TASK ITEM:
Set each entry down exactly as written.
*** Block opens ***
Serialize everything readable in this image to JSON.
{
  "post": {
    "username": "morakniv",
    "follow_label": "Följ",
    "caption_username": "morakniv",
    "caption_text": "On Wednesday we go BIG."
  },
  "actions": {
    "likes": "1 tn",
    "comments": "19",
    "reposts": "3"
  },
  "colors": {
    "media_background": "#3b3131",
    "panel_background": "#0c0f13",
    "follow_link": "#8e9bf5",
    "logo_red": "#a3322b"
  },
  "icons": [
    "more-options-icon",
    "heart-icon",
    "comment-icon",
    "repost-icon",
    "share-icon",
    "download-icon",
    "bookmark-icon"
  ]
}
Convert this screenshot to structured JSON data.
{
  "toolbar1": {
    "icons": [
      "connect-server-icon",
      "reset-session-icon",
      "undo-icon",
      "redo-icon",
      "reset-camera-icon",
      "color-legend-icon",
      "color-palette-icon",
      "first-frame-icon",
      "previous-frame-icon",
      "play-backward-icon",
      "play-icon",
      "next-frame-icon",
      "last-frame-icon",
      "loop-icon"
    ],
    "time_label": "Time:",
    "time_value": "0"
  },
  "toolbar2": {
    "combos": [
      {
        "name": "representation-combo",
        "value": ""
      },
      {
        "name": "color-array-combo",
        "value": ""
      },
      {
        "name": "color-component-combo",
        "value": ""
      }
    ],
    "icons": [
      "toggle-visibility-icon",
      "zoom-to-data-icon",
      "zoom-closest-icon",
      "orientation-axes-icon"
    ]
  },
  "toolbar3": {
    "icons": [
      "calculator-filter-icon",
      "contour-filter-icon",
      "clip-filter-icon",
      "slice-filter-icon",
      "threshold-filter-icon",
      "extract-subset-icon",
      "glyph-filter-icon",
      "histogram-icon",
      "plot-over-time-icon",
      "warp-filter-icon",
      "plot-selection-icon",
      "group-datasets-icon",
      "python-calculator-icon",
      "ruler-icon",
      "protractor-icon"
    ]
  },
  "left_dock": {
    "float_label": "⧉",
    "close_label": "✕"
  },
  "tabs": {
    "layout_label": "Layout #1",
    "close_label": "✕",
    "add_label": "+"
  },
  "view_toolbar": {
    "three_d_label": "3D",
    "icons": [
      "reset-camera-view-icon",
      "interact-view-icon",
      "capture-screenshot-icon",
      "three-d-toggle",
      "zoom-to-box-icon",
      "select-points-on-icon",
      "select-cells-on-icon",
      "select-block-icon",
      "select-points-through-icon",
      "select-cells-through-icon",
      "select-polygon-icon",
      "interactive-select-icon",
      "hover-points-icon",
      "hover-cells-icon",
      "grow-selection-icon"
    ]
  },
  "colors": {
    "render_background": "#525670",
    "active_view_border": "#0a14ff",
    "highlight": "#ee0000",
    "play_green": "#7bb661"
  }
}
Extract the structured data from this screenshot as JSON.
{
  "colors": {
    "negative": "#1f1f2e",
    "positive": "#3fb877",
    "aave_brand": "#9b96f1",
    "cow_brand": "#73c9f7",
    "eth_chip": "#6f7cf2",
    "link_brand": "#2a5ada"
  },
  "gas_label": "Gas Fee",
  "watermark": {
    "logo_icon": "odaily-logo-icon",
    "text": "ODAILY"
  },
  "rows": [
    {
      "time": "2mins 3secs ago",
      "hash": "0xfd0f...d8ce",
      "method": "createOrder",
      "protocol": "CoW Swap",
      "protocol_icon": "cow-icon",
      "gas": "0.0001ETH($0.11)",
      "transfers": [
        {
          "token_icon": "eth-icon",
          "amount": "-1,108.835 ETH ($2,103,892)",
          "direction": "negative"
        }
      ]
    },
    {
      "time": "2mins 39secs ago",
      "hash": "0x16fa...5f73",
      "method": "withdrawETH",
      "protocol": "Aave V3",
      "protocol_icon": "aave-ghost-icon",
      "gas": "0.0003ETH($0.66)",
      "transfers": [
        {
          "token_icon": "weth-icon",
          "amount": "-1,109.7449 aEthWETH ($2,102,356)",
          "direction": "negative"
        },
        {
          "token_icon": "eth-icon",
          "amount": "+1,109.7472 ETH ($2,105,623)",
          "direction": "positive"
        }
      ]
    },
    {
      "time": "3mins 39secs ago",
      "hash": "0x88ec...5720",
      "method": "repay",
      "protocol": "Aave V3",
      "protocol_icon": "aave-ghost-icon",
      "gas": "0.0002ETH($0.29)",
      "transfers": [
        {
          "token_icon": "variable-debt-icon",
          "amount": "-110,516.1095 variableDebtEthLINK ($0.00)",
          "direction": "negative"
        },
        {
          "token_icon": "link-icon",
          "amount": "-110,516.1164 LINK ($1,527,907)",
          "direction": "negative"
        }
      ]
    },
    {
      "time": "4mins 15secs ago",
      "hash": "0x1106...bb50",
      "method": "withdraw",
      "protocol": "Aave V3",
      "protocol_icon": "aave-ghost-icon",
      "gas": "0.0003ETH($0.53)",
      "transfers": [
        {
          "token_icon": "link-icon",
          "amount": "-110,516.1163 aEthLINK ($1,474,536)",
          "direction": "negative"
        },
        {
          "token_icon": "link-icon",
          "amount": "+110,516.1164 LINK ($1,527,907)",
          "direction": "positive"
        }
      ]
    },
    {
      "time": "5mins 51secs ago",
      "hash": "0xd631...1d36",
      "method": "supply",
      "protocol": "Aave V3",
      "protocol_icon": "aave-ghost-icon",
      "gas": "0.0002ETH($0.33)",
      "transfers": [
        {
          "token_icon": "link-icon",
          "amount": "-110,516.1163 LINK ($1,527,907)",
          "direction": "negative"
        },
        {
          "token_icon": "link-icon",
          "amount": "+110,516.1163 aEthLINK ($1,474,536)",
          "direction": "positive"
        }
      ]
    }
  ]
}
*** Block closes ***
REPLY TO THE TASK:
Serialize everything readable in this image to JSON.
{
  "post": {
    "username": "morakniv",
    "follow_label": "Följ",
    "caption_username": "morakniv",
    "caption_text": "On Wednesday we go BIG."
  },
  "actions": {
    "likes": "1 tn",
    "comments": "19",
    "reposts": "3"
  },
  "colors": {
    "media_background": "#3b3131",
    "panel_background": "#0c0f13",
    "follow_link": "#8e9bf5",
    "logo_red": "#a3322b"
  },
  "icons": [
    "more-options-icon",
    "heart-icon",
    "comment-icon",
    "repost-icon",
    "share-icon",
    "download-icon",
    "bookmark-icon"
  ]
}
Convert this screenshot to structured JSON data.
{
  "toolbar1": {
    "icons": [
      "connect-server-icon",
      "reset-session-icon",
      "undo-icon",
      "redo-icon",
      "reset-camera-icon",
      "color-legend-icon",
      "color-palette-icon",
      "first-frame-icon",
      "previous-frame-icon",
      "play-backward-icon",
      "play-icon",
      "next-frame-icon",
      "last-frame-icon",
      "loop-icon"
    ],
    "time_label": "Time:",
    "time_value": "0"
  },
  "toolbar2": {
    "combos": [
      {
        "name": "representation-combo",
        "value": ""
      },
      {
        "name": "color-array-combo",
        "value": ""
      },
      {
        "name": "color-component-combo",
        "value": ""
      }
    ],
    "icons": [
      "toggle-visibility-icon",
      "zoom-to-data-icon",
      "zoom-closest-icon",
      "orientation-axes-icon"
    ]
  },
  "toolbar3": {
    "icons": [
      "calculator-filter-icon",
      "contour-filter-icon",
      "clip-filter-icon",
      "slice-filter-icon",
      "threshold-filter-icon",
      "extract-subset-icon",
      "glyph-filter-icon",
      "histogram-icon",
      "plot-over-time-icon",
      "warp-filter-icon",
      "plot-selection-icon",
      "group-datasets-icon",
      "python-calculator-icon",
      "ruler-icon",
      "protractor-icon"
    ]
  },
  "left_dock": {
    "float_label": "⧉",
    "close_label": "✕"
  },
  "tabs": {
    "layout_label": "Layout #1",
    "close_label": "✕",
    "add_label": "+"
  },
  "view_toolbar": {
    "three_d_label": "3D",
    "icons": [
      "reset-camera-view-icon",
      "interact-view-icon",
      "capture-screenshot-icon",
      "three-d-toggle",
      "zoom-to-box-icon",
      "select-points-on-icon",
      "select-cells-on-icon",
      "select-block-icon",
      "select-points-through-icon",
      "select-cells-through-icon",
      "select-polygon-icon",
      "interactive-select-icon",
      "hover-points-icon",
      "hover-cells-icon",
      "grow-selection-icon"
    ]
  },
  "colors": {
    "render_background": "#525670",
    "active_view_border": "#0a14ff",
    "highlight": "#ee0000",
    "play_green": "#7bb661"
  }
}
Extract the structured data from this screenshot as JSON.
{
  "colors": {
    "negative": "#1f1f2e",
    "positive": "#3fb877",
    "aave_brand": "#9b96f1",
    "cow_brand": "#73c9f7",
    "eth_chip": "#6f7cf2",
    "link_brand": "#2a5ada"
  },
  "gas_label": "Gas Fee",
  "watermark": {
    "logo_icon": "odaily-logo-icon",
    "text": "ODAILY"
  },
  "rows": [
    {
      "time": "2mins 3secs ago",
      "hash": "0xfd0f...d8ce",
      "method": "createOrder",
      "protocol": "CoW Swap",
      "protocol_icon": "cow-icon",
      "gas": "0.0001ETH($0.11)",
      "transfers": [
        {
          "token_icon": "eth-icon",
          "amount": "-1,108.835 ETH ($2,103,892)",
          "direction": "negative"
        }
      ]
    },
    {
      "time": "2mins 39secs ago",
      "hash": "0x16fa...5f73",
      "method": "withdrawETH",
      "protocol": "Aave V3",
      "protocol_icon": "aave-ghost-icon",
      "gas": "0.0003ETH($0.66)",
      "transfers": [
        {
          "token_icon": "weth-icon",
          "amount": "-1,109.7449 aEthWETH ($2,102,356)",
          "direction": "negative"
        },
        {
          "token_icon": "eth-icon",
          "amount": "+1,109.7472 ETH ($2,105,623)",
          "direction": "positive"
        }
      ]
    },
    {
      "time": "3mins 39secs ago",
      "hash": "0x88ec...5720",
      "method": "repay",
      "protocol": "Aave V3",
      "protocol_icon": "aave-ghost-icon",
      "gas": "0.0002ETH($0.29)",
      "transfers": [
        {
          "token_icon": "variable-debt-icon",
          "amount": "-110,516.1095 variableDebtEthLINK ($0.00)",
          "direction": "negative"
        },
        {
          "token_icon": "link-icon",
          "amount": "-110,516.1164 LINK ($1,527,907)",
          "direction": "negative"
        }
      ]
    },
    {
      "time": "4mins 15secs ago",
      "hash": "0x1106...bb50",
      "method": "withdraw",
      "protocol": "Aave V3",
      "protocol_icon": "aave-ghost-icon",
      "gas": "0.0003ETH($0.53)",
      "transfers": [
        {
          "token_icon": "link-icon",
          "amount": "-110,516.1163 aEthLINK ($1,474,536)",
          "direction": "negative"
        },
        {
          "token_icon": "link-icon",
          "amount": "+110,516.1164 LINK ($1,527,907)",
          "direction": "positive"
        }
      ]
    },
    {
      "time": "5mins 51secs ago",
      "hash": "0xd631...1d36",
      "method": "supply",
      "protocol": "Aave V3",
      "protocol_icon": "aave-ghost-icon",
      "gas": "0.0002ETH($0.33)",
      "transfers": [
        {
          "token_icon": "link-icon",
          "amount": "-110,516.1163 LINK ($1,527,907)",
          "direction": "negative"
        },
        {
          "token_icon": "link-icon",
          "amount": "+110,516.1163 aEthLINK ($1,474,536)",
          "direction": "positive"
        }
      ]
    }
  ]
}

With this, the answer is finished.